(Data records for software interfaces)
┄┄┄┄┄┄┄┄┄┄┄┄┄┄┄┄┄┄┄┄
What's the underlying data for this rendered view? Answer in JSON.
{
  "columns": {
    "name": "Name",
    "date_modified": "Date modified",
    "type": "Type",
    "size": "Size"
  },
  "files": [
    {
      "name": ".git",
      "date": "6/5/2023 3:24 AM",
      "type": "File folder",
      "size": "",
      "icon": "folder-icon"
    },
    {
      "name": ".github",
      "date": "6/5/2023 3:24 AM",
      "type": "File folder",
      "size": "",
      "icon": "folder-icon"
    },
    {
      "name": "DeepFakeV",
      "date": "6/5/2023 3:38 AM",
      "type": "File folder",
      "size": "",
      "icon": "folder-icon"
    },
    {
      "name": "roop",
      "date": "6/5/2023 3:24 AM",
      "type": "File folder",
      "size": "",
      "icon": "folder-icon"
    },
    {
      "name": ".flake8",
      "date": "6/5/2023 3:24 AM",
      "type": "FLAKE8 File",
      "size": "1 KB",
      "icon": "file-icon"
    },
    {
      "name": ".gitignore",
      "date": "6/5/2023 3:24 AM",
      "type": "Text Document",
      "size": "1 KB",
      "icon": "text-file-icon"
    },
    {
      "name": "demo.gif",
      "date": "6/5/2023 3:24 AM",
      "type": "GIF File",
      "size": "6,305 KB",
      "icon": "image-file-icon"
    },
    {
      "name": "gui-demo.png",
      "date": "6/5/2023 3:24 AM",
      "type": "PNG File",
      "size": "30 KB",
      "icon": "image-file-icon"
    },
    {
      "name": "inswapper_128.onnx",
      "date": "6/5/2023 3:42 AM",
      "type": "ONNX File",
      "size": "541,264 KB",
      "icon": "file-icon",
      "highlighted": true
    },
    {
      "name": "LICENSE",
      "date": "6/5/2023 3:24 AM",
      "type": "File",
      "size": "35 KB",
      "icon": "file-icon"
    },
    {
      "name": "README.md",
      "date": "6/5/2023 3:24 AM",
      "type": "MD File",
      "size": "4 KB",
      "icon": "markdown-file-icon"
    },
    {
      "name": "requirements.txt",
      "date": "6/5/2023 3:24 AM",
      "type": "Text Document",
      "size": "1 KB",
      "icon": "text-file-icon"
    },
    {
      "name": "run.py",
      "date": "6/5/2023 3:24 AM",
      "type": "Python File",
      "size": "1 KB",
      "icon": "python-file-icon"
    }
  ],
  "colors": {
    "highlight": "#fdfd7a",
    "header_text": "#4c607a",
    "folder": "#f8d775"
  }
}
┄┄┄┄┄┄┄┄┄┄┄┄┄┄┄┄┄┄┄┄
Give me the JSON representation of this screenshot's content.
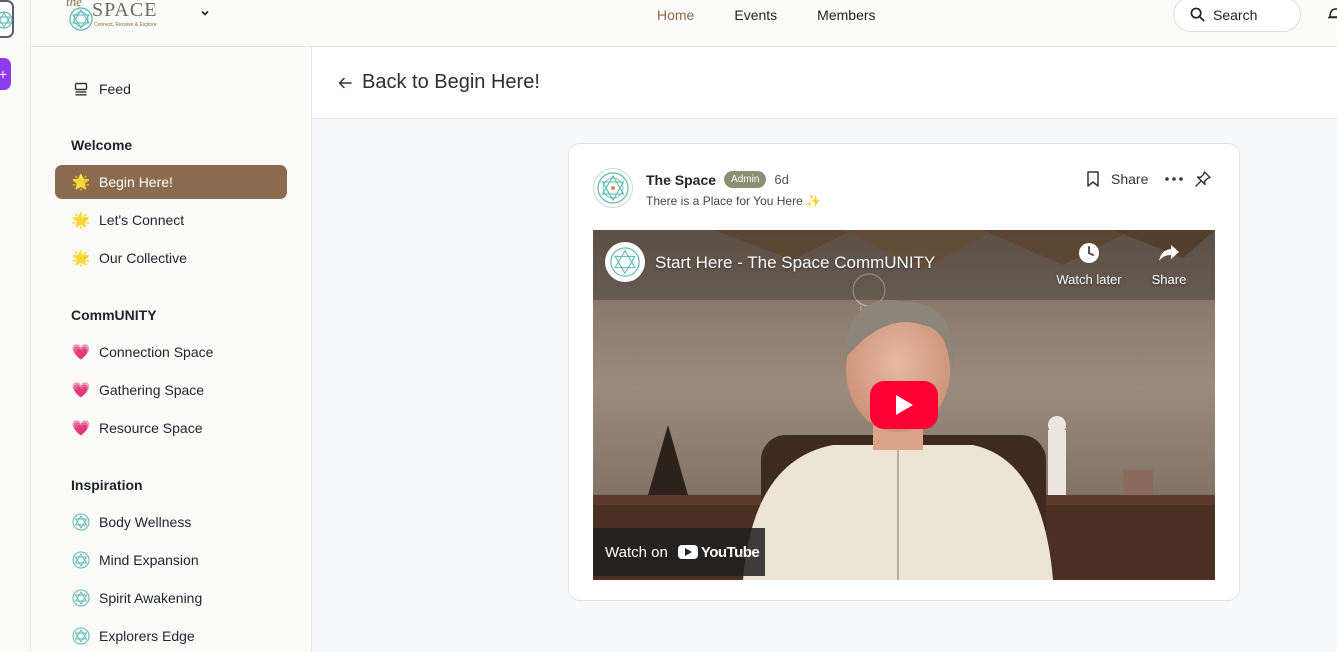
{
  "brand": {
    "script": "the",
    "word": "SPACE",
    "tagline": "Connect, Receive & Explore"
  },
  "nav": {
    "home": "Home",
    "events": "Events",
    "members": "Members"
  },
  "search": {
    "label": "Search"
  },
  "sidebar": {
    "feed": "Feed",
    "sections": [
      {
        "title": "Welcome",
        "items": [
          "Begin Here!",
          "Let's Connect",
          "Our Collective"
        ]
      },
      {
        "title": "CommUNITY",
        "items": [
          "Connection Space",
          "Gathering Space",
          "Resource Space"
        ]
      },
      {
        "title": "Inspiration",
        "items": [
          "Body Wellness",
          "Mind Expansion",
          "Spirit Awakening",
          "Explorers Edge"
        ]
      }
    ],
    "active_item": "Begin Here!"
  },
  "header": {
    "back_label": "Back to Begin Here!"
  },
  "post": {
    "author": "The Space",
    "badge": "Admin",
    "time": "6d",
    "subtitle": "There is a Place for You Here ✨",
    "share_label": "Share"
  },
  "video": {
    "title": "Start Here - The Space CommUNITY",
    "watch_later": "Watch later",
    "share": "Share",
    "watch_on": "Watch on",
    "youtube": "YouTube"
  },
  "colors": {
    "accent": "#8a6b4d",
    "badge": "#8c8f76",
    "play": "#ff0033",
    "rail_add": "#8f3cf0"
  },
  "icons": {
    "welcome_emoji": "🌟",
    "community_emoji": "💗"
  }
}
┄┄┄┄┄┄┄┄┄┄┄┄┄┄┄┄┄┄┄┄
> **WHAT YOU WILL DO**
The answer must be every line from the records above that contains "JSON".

> **FINISHED EXERCISE**
What's the underlying data for this rendered view? Answer in JSON.
Give me the JSON representation of this screenshot's content.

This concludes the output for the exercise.